Exercise directions:
All of the entries must be duplicated exactly.

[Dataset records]
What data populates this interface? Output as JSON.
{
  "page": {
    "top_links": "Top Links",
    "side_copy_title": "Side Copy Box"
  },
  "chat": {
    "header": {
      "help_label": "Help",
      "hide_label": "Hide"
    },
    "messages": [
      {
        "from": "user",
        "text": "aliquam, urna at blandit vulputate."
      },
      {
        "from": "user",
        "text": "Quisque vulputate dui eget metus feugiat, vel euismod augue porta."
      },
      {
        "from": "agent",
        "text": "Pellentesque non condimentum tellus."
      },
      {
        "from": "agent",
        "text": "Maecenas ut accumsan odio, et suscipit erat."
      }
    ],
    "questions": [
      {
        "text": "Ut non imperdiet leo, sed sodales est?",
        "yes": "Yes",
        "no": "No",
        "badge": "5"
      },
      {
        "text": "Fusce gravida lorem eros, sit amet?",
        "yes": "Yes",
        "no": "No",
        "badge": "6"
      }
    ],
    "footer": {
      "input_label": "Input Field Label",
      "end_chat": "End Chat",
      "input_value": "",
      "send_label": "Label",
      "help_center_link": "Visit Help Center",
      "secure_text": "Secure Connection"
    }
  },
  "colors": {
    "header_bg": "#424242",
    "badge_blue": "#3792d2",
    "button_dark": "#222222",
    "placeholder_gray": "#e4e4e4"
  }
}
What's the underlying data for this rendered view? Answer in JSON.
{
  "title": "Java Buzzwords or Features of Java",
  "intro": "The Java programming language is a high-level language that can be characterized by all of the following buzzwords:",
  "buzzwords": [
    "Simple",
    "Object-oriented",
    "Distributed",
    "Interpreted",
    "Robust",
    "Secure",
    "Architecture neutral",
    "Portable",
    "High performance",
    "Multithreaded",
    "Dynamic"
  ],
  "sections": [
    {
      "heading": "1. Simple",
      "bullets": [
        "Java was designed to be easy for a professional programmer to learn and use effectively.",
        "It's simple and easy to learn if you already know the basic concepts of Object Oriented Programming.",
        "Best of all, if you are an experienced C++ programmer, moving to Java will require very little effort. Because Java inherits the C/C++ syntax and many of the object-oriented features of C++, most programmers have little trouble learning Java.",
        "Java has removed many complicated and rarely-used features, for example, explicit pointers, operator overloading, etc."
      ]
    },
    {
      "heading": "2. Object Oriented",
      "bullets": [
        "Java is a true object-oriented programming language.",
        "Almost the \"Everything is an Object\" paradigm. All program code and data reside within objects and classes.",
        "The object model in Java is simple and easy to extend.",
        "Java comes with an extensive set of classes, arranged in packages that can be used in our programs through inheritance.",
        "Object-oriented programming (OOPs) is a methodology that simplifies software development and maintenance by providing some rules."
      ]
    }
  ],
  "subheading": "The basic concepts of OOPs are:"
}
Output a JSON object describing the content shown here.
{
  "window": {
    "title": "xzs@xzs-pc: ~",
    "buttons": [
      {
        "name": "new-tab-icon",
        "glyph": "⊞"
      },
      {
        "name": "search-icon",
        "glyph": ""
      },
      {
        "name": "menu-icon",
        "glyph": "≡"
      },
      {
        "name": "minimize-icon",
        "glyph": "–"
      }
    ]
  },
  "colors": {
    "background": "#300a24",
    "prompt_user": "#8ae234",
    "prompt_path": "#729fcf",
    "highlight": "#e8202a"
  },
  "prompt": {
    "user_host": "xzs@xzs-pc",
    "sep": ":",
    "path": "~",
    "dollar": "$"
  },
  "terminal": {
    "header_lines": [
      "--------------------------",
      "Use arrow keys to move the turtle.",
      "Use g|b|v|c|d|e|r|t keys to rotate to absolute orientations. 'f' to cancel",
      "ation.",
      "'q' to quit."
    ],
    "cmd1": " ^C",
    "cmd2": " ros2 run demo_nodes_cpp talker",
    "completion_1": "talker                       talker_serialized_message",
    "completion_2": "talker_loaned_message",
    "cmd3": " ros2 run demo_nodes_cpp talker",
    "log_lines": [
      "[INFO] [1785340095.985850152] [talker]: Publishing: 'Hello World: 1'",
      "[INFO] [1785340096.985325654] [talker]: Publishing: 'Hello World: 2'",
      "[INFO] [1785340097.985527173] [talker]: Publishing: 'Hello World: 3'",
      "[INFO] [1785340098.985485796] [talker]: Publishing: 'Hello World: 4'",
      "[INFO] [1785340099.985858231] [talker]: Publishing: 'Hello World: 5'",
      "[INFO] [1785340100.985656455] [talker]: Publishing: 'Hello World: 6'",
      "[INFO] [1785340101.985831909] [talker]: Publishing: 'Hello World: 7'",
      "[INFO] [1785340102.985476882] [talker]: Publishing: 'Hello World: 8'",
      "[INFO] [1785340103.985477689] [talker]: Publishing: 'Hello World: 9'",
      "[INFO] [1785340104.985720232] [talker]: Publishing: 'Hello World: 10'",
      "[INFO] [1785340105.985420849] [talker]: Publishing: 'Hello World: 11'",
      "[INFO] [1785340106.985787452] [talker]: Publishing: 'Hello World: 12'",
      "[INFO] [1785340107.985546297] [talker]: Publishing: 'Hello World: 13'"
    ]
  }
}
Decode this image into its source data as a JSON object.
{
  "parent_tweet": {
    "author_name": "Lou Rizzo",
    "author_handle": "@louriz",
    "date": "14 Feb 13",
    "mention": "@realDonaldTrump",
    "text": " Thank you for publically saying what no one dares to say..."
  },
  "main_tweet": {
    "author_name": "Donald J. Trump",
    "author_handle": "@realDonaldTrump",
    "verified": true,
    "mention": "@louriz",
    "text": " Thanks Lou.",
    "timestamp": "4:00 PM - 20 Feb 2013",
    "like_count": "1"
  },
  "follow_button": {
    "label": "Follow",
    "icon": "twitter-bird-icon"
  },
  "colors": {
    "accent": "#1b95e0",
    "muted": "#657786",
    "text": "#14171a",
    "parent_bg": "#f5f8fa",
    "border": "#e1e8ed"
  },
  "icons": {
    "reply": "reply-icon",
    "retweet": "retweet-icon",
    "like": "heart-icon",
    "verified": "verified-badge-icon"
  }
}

Result of the task:
What data populates this interface? Output as JSON.
{
  "page": {
    "top_links": "Top Links",
    "side_copy_title": "Side Copy Box"
  },
  "chat": {
    "header": {
      "help_label": "Help",
      "hide_label": "Hide"
    },
    "messages": [
      {
        "from": "user",
        "text": "aliquam, urna at blandit vulputate."
      },
      {
        "from": "user",
        "text": "Quisque vulputate dui eget metus feugiat, vel euismod augue porta."
      },
      {
        "from": "agent",
        "text": "Pellentesque non condimentum tellus."
      },
      {
        "from": "agent",
        "text": "Maecenas ut accumsan odio, et suscipit erat."
      }
    ],
    "questions": [
      {
        "text": "Ut non imperdiet leo, sed sodales est?",
        "yes": "Yes",
        "no": "No",
        "badge": "5"
      },
      {
        "text": "Fusce gravida lorem eros, sit amet?",
        "yes": "Yes",
        "no": "No",
        "badge": "6"
      }
    ],
    "footer": {
      "input_label": "Input Field Label",
      "end_chat": "End Chat",
      "input_value": "",
      "send_label": "Label",
      "help_center_link": "Visit Help Center",
      "secure_text": "Secure Connection"
    }
  },
  "colors": {
    "header_bg": "#424242",
    "badge_blue": "#3792d2",
    "button_dark": "#222222",
    "placeholder_gray": "#e4e4e4"
  }
}
What's the underlying data for this rendered view? Answer in JSON.
{
  "title": "Java Buzzwords or Features of Java",
  "intro": "The Java programming language is a high-level language that can be characterized by all of the following buzzwords:",
  "buzzwords": [
    "Simple",
    "Object-oriented",
    "Distributed",
    "Interpreted",
    "Robust",
    "Secure",
    "Architecture neutral",
    "Portable",
    "High performance",
    "Multithreaded",
    "Dynamic"
  ],
  "sections": [
    {
      "heading": "1. Simple",
      "bullets": [
        "Java was designed to be easy for a professional programmer to learn and use effectively.",
        "It's simple and easy to learn if you already know the basic concepts of Object Oriented Programming.",
        "Best of all, if you are an experienced C++ programmer, moving to Java will require very little effort. Because Java inherits the C/C++ syntax and many of the object-oriented features of C++, most programmers have little trouble learning Java.",
        "Java has removed many complicated and rarely-used features, for example, explicit pointers, operator overloading, etc."
      ]
    },
    {
      "heading": "2. Object Oriented",
      "bullets": [
        "Java is a true object-oriented programming language.",
        "Almost the \"Everything is an Object\" paradigm. All program code and data reside within objects and classes.",
        "The object model in Java is simple and easy to extend.",
        "Java comes with an extensive set of classes, arranged in packages that can be used in our programs through inheritance.",
        "Object-oriented programming (OOPs) is a methodology that simplifies software development and maintenance by providing some rules."
      ]
    }
  ],
  "subheading": "The basic concepts of OOPs are:"
}
Output a JSON object describing the content shown here.
{
  "window": {
    "title": "xzs@xzs-pc: ~",
    "buttons": [
      {
        "name": "new-tab-icon",
        "glyph": "⊞"
      },
      {
        "name": "search-icon",
        "glyph": ""
      },
      {
        "name": "menu-icon",
        "glyph": "≡"
      },
      {
        "name": "minimize-icon",
        "glyph": "–"
      }
    ]
  },
  "colors": {
    "background": "#300a24",
    "prompt_user": "#8ae234",
    "prompt_path": "#729fcf",
    "highlight": "#e8202a"
  },
  "prompt": {
    "user_host": "xzs@xzs-pc",
    "sep": ":",
    "path": "~",
    "dollar": "$"
  },
  "terminal": {
    "header_lines": [
      "--------------------------",
      "Use arrow keys to move the turtle.",
      "Use g|b|v|c|d|e|r|t keys to rotate to absolute orientations. 'f' to cancel",
      "ation.",
      "'q' to quit."
    ],
    "cmd1": " ^C",
    "cmd2": " ros2 run demo_nodes_cpp talker",
    "completion_1": "talker                       talker_serialized_message",
    "completion_2": "talker_loaned_message",
    "cmd3": " ros2 run demo_nodes_cpp talker",
    "log_lines": [
      "[INFO] [1785340095.985850152] [talker]: Publishing: 'Hello World: 1'",
      "[INFO] [1785340096.985325654] [talker]: Publishing: 'Hello World: 2'",
      "[INFO] [1785340097.985527173] [talker]: Publishing: 'Hello World: 3'",
      "[INFO] [1785340098.985485796] [talker]: Publishing: 'Hello World: 4'",
      "[INFO] [1785340099.985858231] [talker]: Publishing: 'Hello World: 5'",
      "[INFO] [1785340100.985656455] [talker]: Publishing: 'Hello World: 6'",
      "[INFO] [1785340101.985831909] [talker]: Publishing: 'Hello World: 7'",
      "[INFO] [1785340102.985476882] [talker]: Publishing: 'Hello World: 8'",
      "[INFO] [1785340103.985477689] [talker]: Publishing: 'Hello World: 9'",
      "[INFO] [1785340104.985720232] [talker]: Publishing: 'Hello World: 10'",
      "[INFO] [1785340105.985420849] [talker]: Publishing: 'Hello World: 11'",
      "[INFO] [1785340106.985787452] [talker]: Publishing: 'Hello World: 12'",
      "[INFO] [1785340107.985546297] [talker]: Publishing: 'Hello World: 13'"
    ]
  }
}
Decode this image into its source data as a JSON object.
{
  "parent_tweet": {
    "author_name": "Lou Rizzo",
    "author_handle": "@louriz",
    "date": "14 Feb 13",
    "mention": "@realDonaldTrump",
    "text": " Thank you for publically saying what no one dares to say..."
  },
  "main_tweet": {
    "author_name": "Donald J. Trump",
    "author_handle": "@realDonaldTrump",
    "verified": true,
    "mention": "@louriz",
    "text": " Thanks Lou.",
    "timestamp": "4:00 PM - 20 Feb 2013",
    "like_count": "1"
  },
  "follow_button": {
    "label": "Follow",
    "icon": "twitter-bird-icon"
  },
  "colors": {
    "accent": "#1b95e0",
    "muted": "#657786",
    "text": "#14171a",
    "parent_bg": "#f5f8fa",
    "border": "#e1e8ed"
  },
  "icons": {
    "reply": "reply-icon",
    "retweet": "retweet-icon",
    "like": "heart-icon",
    "verified": "verified-badge-icon"
  }
}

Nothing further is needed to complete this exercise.